Asghar, a poet and the screenwriter of the web series Brown Girls, examines identity, trauma, and violence in her debut, If They Come for Us (One World, Aug).
Being concerned with issues of justice, do you consider your art a form of activism?
I don’t think I consider myself an activist, because I have a lot of respect for people whose lives are driven by organization around political issues. But I do think that my art bends toward social justice, and there’s a lot that I care about in terms of my artwork, in terms of making a more just society. I think it is really important for artists to consider the world that they want to live in when they’re creating, to make their art fit that world and be that world, rather than recreate the same power structures that they see around them.
How does being a woman of color affect your view of being an American?
There are so many ways in which people try to eliminate your humanity. In the book, I think about statehood, nationality, sexuality, gender, race, and religion—the way we construct identities and then realize that those identities are not enough to explain who we are. I think of identity as a way toward freedom, so when I think of the term “woman of color,” I feel a lot of joy, and that’s something I have to be active about. In an America dominated by white supremacy, it’s really easy to internalize self-hate as a woman of color. But women of color are making really amazing art and are really amazing activists; I feel a lot of pride and happiness around being a woman of color in America, even though it can be really hard to deal with.
Do you think the generational trauma that many of your poems deal with is inescapable?
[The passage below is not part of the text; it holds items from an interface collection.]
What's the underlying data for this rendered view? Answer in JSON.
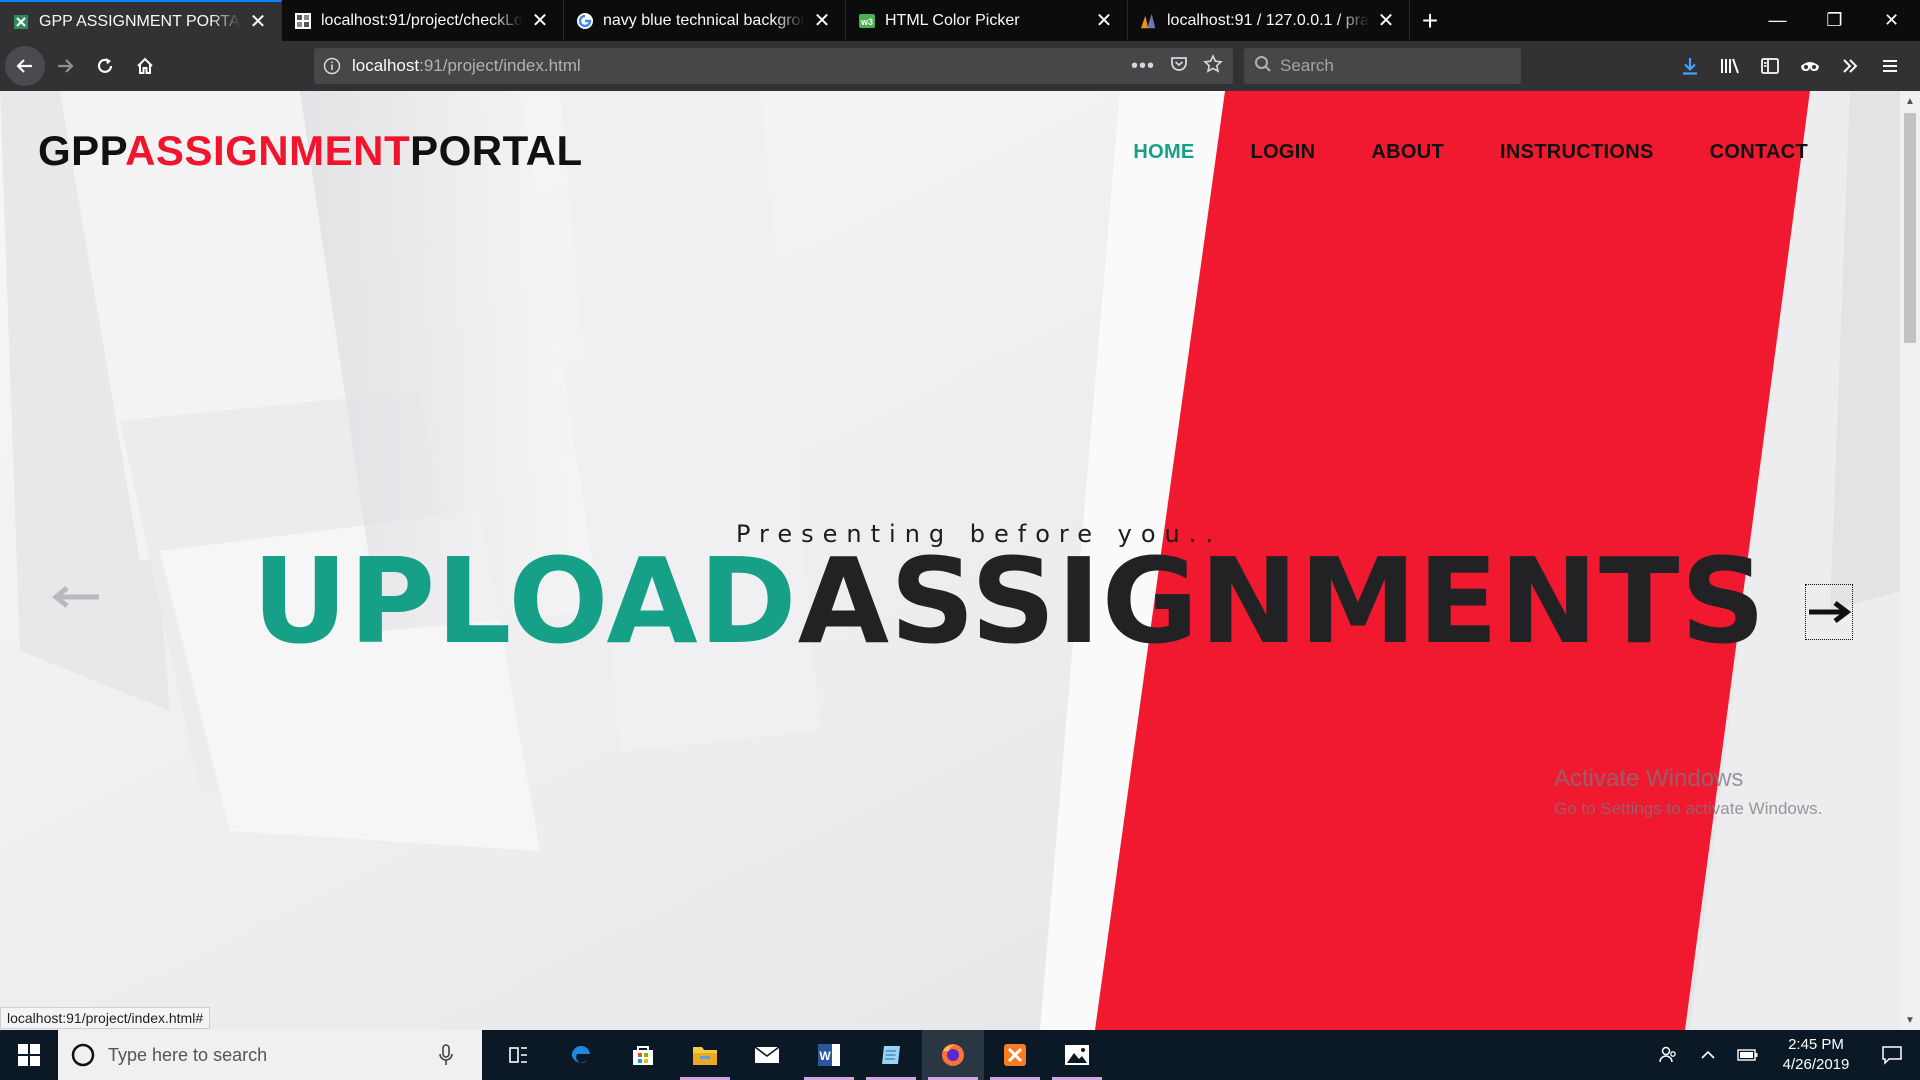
{
  "browser": {
    "tabs": [
      {
        "title": "GPP ASSIGNMENT PORTAL",
        "icon": "x-favicon-icon",
        "active": true
      },
      {
        "title": "localhost:91/project/checkLogin",
        "icon": "page-favicon-icon",
        "active": false
      },
      {
        "title": "navy blue technical background",
        "icon": "google-icon",
        "active": false
      },
      {
        "title": "HTML Color Picker",
        "icon": "w3schools-icon",
        "active": false
      },
      {
        "title": "localhost:91 / 127.0.0.1 / practice",
        "icon": "phpmyadmin-icon",
        "active": false
      }
    ],
    "url_host": "localhost",
    "url_rest": ":91/project/index.html",
    "search_placeholder": "Search",
    "status_link": "localhost:91/project/index.html#"
  },
  "site": {
    "brand_part1": "GPP",
    "brand_part2": "ASSIGNMENT",
    "brand_part3": "PORTAL",
    "menu": [
      {
        "label": "HOME",
        "active": true
      },
      {
        "label": "LOGIN",
        "active": false
      },
      {
        "label": "ABOUT",
        "active": false
      },
      {
        "label": "INSTRUCTIONS",
        "active": false
      },
      {
        "label": "CONTACT",
        "active": false
      }
    ],
    "tagline": "Presenting before you..",
    "headline_part1": "UPLOAD",
    "headline_part2": "ASSIGNMENTS",
    "colors": {
      "accent_green": "#17a088",
      "accent_red": "#f0152d",
      "dark": "#222224"
    }
  },
  "watermark": {
    "title": "Activate Windows",
    "subtitle": "Go to Settings to activate Windows."
  },
  "taskbar": {
    "search_placeholder": "Type here to search",
    "apps": [
      "edge-icon",
      "store-icon",
      "file-explorer-icon",
      "mail-icon",
      "word-icon",
      "notepad-icon",
      "firefox-icon",
      "xampp-icon",
      "photos-icon"
    ],
    "time": "2:45 PM",
    "date": "4/26/2019"
  }
}
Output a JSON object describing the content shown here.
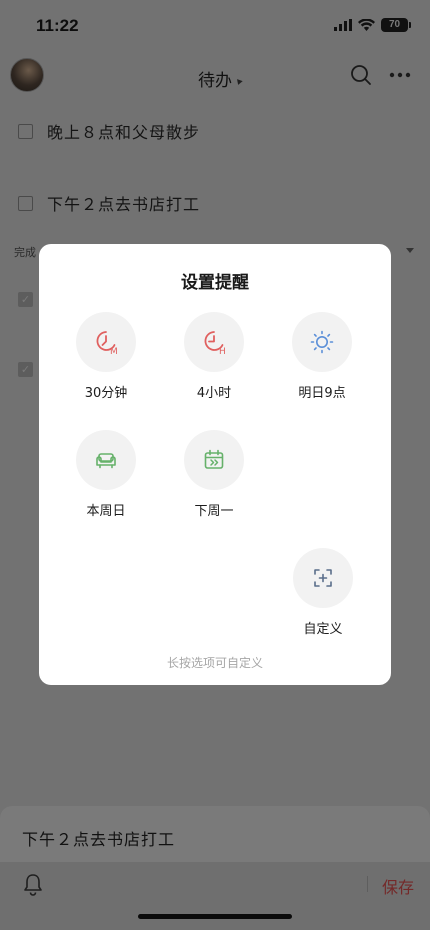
{
  "status_bar": {
    "time": "11:22",
    "battery": "70"
  },
  "header": {
    "title": "待办"
  },
  "tasks": [
    {
      "text": "晚上８点和父母散步"
    },
    {
      "text": "下午２点去书店打工"
    }
  ],
  "done_section": {
    "label": "完成"
  },
  "dialog": {
    "title": "设置提醒",
    "options": [
      {
        "label": "30分钟",
        "icon": "clock-m-icon"
      },
      {
        "label": "4小时",
        "icon": "clock-h-icon"
      },
      {
        "label": "明日9点",
        "icon": "sun-icon"
      },
      {
        "label": "本周日",
        "icon": "sofa-icon"
      },
      {
        "label": "下周一",
        "icon": "calendar-next-icon"
      },
      {
        "label": "自定义",
        "icon": "custom-add-icon"
      }
    ],
    "hint": "长按选项可自定义"
  },
  "bottom_sheet": {
    "input_value": "下午２点去书店打工",
    "save_label": "保存"
  },
  "colors": {
    "overlay": "#727272",
    "accent_red": "#e0605f",
    "accent_blue": "#5b8fd8",
    "accent_green": "#66b16a",
    "save_text": "#742929"
  }
}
I don’t know a lot about generational trauma except for what I’ve observed and experienced, but I don’t think there’s a lot of dialogue around it, so we end up repeating the same mistakes. There’s no real way to publicly reckon with what it means to have generational trauma, about the ways that we could be publicly having dialogues and actually healing versus being in a rush to get rid of something that we don’t fully understand. And not just deal with it on an individual basis but as a nation and as a society so that we’re in a better place to heal together.
Were there other concerns you had while constructing the book?
I was thinking a lot about what it means to be responsible to different people and to those people that I know as family, and to my people as a whole. In dealing with a historical topic like partition [of India and Pakistan], there’s a lot of pain and trauma. It’s complicated; I want to talk about partition and specific things that happened in my family, but I also don’t want to further divide South Asian people and different religions. I also thought about what it meant to write about violence that I didn’t experience but members of my community and family had. It was important to end the book with an anthem of solidarity and protection.